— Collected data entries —
Start of Block

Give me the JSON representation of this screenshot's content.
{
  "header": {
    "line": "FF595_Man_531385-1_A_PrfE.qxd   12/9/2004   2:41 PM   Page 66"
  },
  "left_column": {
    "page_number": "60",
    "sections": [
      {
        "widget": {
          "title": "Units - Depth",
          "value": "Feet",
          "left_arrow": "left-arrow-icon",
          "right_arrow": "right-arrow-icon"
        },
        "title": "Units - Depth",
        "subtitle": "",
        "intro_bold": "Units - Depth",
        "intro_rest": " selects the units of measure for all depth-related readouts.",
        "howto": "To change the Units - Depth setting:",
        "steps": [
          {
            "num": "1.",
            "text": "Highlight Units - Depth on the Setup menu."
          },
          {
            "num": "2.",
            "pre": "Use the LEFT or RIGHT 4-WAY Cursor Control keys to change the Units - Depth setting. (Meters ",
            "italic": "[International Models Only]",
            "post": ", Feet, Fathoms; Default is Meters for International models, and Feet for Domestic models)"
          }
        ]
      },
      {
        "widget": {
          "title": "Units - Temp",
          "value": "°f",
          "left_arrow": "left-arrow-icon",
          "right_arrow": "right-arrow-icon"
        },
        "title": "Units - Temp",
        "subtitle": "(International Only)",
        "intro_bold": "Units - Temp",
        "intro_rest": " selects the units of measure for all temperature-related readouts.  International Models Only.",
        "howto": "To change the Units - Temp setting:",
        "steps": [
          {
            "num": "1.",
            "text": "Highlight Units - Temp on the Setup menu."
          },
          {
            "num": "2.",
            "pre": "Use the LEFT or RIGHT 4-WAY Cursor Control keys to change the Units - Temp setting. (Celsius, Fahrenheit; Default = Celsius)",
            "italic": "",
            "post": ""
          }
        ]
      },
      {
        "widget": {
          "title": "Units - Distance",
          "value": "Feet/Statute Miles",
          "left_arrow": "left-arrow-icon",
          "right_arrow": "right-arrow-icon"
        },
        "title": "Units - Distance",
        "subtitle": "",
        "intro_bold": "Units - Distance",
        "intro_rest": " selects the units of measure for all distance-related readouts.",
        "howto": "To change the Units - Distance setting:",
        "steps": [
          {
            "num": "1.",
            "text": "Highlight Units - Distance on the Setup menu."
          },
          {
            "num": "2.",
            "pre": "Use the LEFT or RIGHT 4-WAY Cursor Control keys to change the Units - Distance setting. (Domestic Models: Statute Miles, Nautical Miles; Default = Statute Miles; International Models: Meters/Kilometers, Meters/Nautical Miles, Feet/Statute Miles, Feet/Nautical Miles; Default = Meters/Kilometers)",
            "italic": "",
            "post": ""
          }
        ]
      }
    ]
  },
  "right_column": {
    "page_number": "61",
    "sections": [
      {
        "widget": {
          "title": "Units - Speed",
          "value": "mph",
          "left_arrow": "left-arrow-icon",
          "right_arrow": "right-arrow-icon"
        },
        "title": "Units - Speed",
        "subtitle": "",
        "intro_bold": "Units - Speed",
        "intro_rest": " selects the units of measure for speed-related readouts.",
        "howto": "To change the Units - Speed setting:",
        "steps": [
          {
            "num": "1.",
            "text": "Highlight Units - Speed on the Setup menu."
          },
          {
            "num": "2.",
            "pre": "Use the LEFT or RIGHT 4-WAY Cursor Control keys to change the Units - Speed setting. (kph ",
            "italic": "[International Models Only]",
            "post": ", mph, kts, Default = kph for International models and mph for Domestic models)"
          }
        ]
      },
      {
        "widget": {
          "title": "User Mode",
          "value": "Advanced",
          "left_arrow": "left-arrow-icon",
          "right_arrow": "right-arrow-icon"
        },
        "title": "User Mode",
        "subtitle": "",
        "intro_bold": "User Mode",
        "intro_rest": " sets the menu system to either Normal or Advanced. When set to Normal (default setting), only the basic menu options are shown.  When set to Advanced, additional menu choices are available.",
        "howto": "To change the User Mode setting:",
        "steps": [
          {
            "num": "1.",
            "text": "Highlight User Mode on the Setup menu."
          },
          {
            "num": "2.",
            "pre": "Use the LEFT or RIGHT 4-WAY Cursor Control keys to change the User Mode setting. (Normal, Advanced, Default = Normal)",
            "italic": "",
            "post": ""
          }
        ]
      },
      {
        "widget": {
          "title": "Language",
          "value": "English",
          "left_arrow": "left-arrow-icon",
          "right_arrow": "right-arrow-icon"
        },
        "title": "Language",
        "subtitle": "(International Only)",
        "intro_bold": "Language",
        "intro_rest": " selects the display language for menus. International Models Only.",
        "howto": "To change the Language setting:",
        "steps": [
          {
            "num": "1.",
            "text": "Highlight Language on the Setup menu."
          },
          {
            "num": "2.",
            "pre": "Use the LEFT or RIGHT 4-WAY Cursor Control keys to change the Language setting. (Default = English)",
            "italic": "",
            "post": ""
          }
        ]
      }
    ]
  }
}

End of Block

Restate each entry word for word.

— YOUR RESPONSE —
Give me the JSON representation of this screenshot's content.
{
  "header": {
    "line": "FF595_Man_531385-1_A_PrfE.qxd   12/9/2004   2:41 PM   Page 66"
  },
  "left_column": {
    "page_number": "60",
    "sections": [
      {
        "widget": {
          "title": "Units - Depth",
          "value": "Feet",
          "left_arrow": "left-arrow-icon",
          "right_arrow": "right-arrow-icon"
        },
        "title": "Units - Depth",
        "subtitle": "",
        "intro_bold": "Units - Depth",
        "intro_rest": " selects the units of measure for all depth-related readouts.",
        "howto": "To change the Units - Depth setting:",
        "steps": [
          {
            "num": "1.",
            "text": "Highlight Units - Depth on the Setup menu."
          },
          {
            "num": "2.",
            "pre": "Use the LEFT or RIGHT 4-WAY Cursor Control keys to change the Units - Depth setting. (Meters ",
            "italic": "[International Models Only]",
            "post": ", Feet, Fathoms; Default is Meters for International models, and Feet for Domestic models)"
          }
        ]
      },
      {
        "widget": {
          "title": "Units - Temp",
          "value": "°f",
          "left_arrow": "left-arrow-icon",
          "right_arrow": "right-arrow-icon"
        },
        "title": "Units - Temp",
        "subtitle": "(International Only)",
        "intro_bold": "Units - Temp",
        "intro_rest": " selects the units of measure for all temperature-related readouts.  International Models Only.",
        "howto": "To change the Units - Temp setting:",
        "steps": [
          {
            "num": "1.",
            "text": "Highlight Units - Temp on the Setup menu."
          },
          {
            "num": "2.",
            "pre": "Use the LEFT or RIGHT 4-WAY Cursor Control keys to change the Units - Temp setting. (Celsius, Fahrenheit; Default = Celsius)",
            "italic": "",
            "post": ""
          }
        ]
      },
      {
        "widget": {
          "title": "Units - Distance",
          "value": "Feet/Statute Miles",
          "left_arrow": "left-arrow-icon",
          "right_arrow": "right-arrow-icon"
        },
        "title": "Units - Distance",
        "subtitle": "",
        "intro_bold": "Units - Distance",
        "intro_rest": " selects the units of measure for all distance-related readouts.",
        "howto": "To change the Units - Distance setting:",
        "steps": [
          {
            "num": "1.",
            "text": "Highlight Units - Distance on the Setup menu."
          },
          {
            "num": "2.",
            "pre": "Use the LEFT or RIGHT 4-WAY Cursor Control keys to change the Units - Distance setting. (Domestic Models: Statute Miles, Nautical Miles; Default = Statute Miles; International Models: Meters/Kilometers, Meters/Nautical Miles, Feet/Statute Miles, Feet/Nautical Miles; Default = Meters/Kilometers)",
            "italic": "",
            "post": ""
          }
        ]
      }
    ]
  },
  "right_column": {
    "page_number": "61",
    "sections": [
      {
        "widget": {
          "title": "Units - Speed",
          "value": "mph",
          "left_arrow": "left-arrow-icon",
          "right_arrow": "right-arrow-icon"
        },
        "title": "Units - Speed",
        "subtitle": "",
        "intro_bold": "Units - Speed",
        "intro_rest": " selects the units of measure for speed-related readouts.",
        "howto": "To change the Units - Speed setting:",
        "steps": [
          {
            "num": "1.",
            "text": "Highlight Units - Speed on the Setup menu."
          },
          {
            "num": "2.",
            "pre": "Use the LEFT or RIGHT 4-WAY Cursor Control keys to change the Units - Speed setting. (kph ",
            "italic": "[International Models Only]",
            "post": ", mph, kts, Default = kph for International models and mph for Domestic models)"
          }
        ]
      },
      {
        "widget": {
          "title": "User Mode",
          "value": "Advanced",
          "left_arrow": "left-arrow-icon",
          "right_arrow": "right-arrow-icon"
        },
        "title": "User Mode",
        "subtitle": "",
        "intro_bold": "User Mode",
        "intro_rest": " sets the menu system to either Normal or Advanced. When set to Normal (default setting), only the basic menu options are shown.  When set to Advanced, additional menu choices are available.",
        "howto": "To change the User Mode setting:",
        "steps": [
          {
            "num": "1.",
            "text": "Highlight User Mode on the Setup menu."
          },
          {
            "num": "2.",
            "pre": "Use the LEFT or RIGHT 4-WAY Cursor Control keys to change the User Mode setting. (Normal, Advanced, Default = Normal)",
            "italic": "",
            "post": ""
          }
        ]
      },
      {
        "widget": {
          "title": "Language",
          "value": "English",
          "left_arrow": "left-arrow-icon",
          "right_arrow": "right-arrow-icon"
        },
        "title": "Language",
        "subtitle": "(International Only)",
        "intro_bold": "Language",
        "intro_rest": " selects the display language for menus. International Models Only.",
        "howto": "To change the Language setting:",
        "steps": [
          {
            "num": "1.",
            "text": "Highlight Language on the Setup menu."
          },
          {
            "num": "2.",
            "pre": "Use the LEFT or RIGHT 4-WAY Cursor Control keys to change the Language setting. (Default = English)",
            "italic": "",
            "post": ""
          }
        ]
      }
    ]
  }
}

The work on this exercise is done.